The injured detective and two of the rioters were taken to the hospital. Ten of the Bremen’s crew also were treated for cuts and bruises. The liner departed on time, and 20 policemen sailed with her as far as the quarantine station to guard against the possibility that other Communists might be concealed on board and start a new attack. The Bremen’s commander, Captain Ziegenbein, commended the police’s work. The police officials, however, blamed the ship’s officers for taking too lightly a warning they had sent them hours before the riot occurred.
The indignities inflicted upon the German flag by the American anti-Nazi demonstrators on board the Bremen resulted four days later in an emphatic protest being delivered to the American Acting Secretary of State by the German Charge d’Affaires in Washington.
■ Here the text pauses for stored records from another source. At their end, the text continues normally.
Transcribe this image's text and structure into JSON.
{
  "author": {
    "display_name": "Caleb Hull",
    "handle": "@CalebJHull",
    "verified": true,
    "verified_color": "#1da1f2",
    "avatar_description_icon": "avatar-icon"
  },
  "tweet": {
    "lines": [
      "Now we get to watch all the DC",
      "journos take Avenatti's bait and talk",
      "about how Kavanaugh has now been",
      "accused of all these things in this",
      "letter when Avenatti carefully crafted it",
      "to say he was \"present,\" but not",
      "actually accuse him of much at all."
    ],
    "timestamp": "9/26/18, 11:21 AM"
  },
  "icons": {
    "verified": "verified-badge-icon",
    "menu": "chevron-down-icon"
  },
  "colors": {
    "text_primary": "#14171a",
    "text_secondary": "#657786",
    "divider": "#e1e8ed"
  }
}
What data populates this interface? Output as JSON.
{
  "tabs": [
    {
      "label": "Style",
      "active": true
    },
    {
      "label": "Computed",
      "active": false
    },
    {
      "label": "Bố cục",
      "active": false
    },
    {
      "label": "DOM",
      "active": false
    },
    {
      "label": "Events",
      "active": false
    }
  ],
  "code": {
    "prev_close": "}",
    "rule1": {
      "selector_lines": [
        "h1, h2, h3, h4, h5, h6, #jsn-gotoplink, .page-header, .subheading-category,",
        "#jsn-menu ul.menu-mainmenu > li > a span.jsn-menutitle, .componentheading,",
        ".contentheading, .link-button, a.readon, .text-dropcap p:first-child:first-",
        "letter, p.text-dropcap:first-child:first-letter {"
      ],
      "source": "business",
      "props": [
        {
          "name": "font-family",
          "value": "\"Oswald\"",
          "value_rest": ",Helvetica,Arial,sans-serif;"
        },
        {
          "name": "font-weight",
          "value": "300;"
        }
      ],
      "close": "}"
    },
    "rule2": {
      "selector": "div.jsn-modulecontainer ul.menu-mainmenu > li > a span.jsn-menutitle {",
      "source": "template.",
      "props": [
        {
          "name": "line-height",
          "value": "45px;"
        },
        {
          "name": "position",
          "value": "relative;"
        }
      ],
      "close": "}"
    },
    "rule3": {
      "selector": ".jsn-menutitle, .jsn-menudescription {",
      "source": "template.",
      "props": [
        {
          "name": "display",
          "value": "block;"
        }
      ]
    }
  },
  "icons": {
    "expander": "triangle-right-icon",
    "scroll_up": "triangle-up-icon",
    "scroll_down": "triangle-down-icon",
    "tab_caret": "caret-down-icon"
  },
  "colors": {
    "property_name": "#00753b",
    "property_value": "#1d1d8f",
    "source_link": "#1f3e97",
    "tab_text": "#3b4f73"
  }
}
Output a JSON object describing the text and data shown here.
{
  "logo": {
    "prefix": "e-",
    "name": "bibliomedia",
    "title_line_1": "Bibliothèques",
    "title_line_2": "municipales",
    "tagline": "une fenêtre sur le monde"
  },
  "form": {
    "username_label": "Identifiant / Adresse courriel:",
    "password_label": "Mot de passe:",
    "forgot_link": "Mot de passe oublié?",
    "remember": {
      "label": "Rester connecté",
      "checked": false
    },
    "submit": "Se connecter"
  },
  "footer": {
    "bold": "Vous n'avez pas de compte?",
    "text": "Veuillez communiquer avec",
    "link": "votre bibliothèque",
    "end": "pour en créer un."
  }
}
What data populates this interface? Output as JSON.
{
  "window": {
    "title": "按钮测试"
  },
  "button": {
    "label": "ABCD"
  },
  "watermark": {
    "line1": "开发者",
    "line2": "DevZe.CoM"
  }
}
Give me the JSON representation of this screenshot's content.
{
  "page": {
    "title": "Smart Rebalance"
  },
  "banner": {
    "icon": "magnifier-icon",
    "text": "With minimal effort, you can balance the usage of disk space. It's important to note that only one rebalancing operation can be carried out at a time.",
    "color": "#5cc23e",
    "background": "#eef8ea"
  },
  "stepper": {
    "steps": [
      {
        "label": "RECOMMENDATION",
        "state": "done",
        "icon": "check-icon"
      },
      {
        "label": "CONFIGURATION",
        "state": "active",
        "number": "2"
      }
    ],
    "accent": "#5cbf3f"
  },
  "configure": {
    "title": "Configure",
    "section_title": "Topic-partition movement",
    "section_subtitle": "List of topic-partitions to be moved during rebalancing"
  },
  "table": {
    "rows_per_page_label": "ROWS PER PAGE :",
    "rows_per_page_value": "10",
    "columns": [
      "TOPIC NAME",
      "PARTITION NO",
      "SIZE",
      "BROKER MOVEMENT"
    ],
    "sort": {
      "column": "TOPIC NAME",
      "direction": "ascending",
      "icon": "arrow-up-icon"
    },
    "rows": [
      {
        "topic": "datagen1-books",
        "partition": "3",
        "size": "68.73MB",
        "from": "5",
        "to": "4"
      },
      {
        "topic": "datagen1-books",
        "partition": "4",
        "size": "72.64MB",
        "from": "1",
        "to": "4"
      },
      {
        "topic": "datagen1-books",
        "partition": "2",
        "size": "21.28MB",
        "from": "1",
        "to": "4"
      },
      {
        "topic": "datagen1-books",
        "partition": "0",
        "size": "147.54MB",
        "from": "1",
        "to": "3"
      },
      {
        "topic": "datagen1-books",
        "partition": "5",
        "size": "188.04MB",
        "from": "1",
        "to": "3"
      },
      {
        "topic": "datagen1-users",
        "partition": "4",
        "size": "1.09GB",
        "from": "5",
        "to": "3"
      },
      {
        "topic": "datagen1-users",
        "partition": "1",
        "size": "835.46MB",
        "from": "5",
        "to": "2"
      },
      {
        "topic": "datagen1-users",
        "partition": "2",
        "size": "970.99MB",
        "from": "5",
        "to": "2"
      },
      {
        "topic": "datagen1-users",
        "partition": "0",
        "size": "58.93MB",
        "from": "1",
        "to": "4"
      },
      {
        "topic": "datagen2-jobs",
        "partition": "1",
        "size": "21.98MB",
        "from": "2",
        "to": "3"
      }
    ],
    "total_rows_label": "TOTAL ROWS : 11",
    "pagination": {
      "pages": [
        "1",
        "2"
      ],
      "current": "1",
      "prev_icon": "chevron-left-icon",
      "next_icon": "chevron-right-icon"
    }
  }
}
It was pointed out to the German diplomat, however, that the insult had been aimed at the “Party” flag and that the National flag had not been interfered with: a very fine distinction in the circumstances but one which precipitated the Nuremberg Flag Laws of September 15, 1935.
The whole question of the German National flag was resolved seven weeks later during the Seventh Reichsparteitag Congress held at Nuremberg in September 1935. This annual occasion was used by Hitler to publicly announce that the red, white, and black swastika flag of the Nazi Party would henceforth be the National flag of Germany. The incentive to solve the unsatisfactory arrangement of flying two flags together representing the nation had been thrust upon the Fuhrer as a direct result of the Bremen incident. The official use of the swastika flag came simultaneously with the increased use of racial policies.
The Swastika Flag’s use as the National Flag was a symbol of the acceleration of the Nazi’s anti-Semitic agenda which included the September 15, 1936, “Law for the Protection of German Blood and Honor.” These laws revoked the Jews’ citizenship in the Reich. Jews could not vote, marry Aryans, or employ “in domestic service, female subjects of German or kindred blood who are under the age of 45 years.”
Jews found themselves excluded from schools, libraries, theaters, and public transpor-tation facilities- Passports were stamped with the word “Jew.” Name changes were disallowed, but Jewish men had to add the middle name “Israel,” Jewish women the name “Sarah.” Jewish wills that offended the “sound judgement of the people” could be legally voided. Furthermore, Jewish businesses were taken away from their owners and placed in the hands of German “trustees.”
The Bremen Incident led the Nazi’s to raise their banner of hatred as a national symbol while making the Jews into “second class subjects” of Germany. The Jews were then treated as the untermenschenHitler believed they were.
TABLE of CONTENTS
- Introduction and Program Goals
- Holocaust Background Information Holocaust Chronology
- Adolf Hitler: A Study in Tyranny
- The Swastika: A Sign of Good Luck Becomes a Symbol of Evil
- Lebensraum: Living Space for the German Race
- Translation of a Property Confiscation Order
- Auschwitz: The Camp of Death
- “Oh, No, It Can’t Be”
- In The Liberated Camps
- Pursuing the Killers
- Europe’s Displaced Millions
- Vocabulary List
- Questions on Hitler
- Swastika Questions
- Auschwitz Questions
- Oh, No, It Can’t Be – Questions
- Thinking it Over
- Holocaust Videography
- Holocaust Bibliography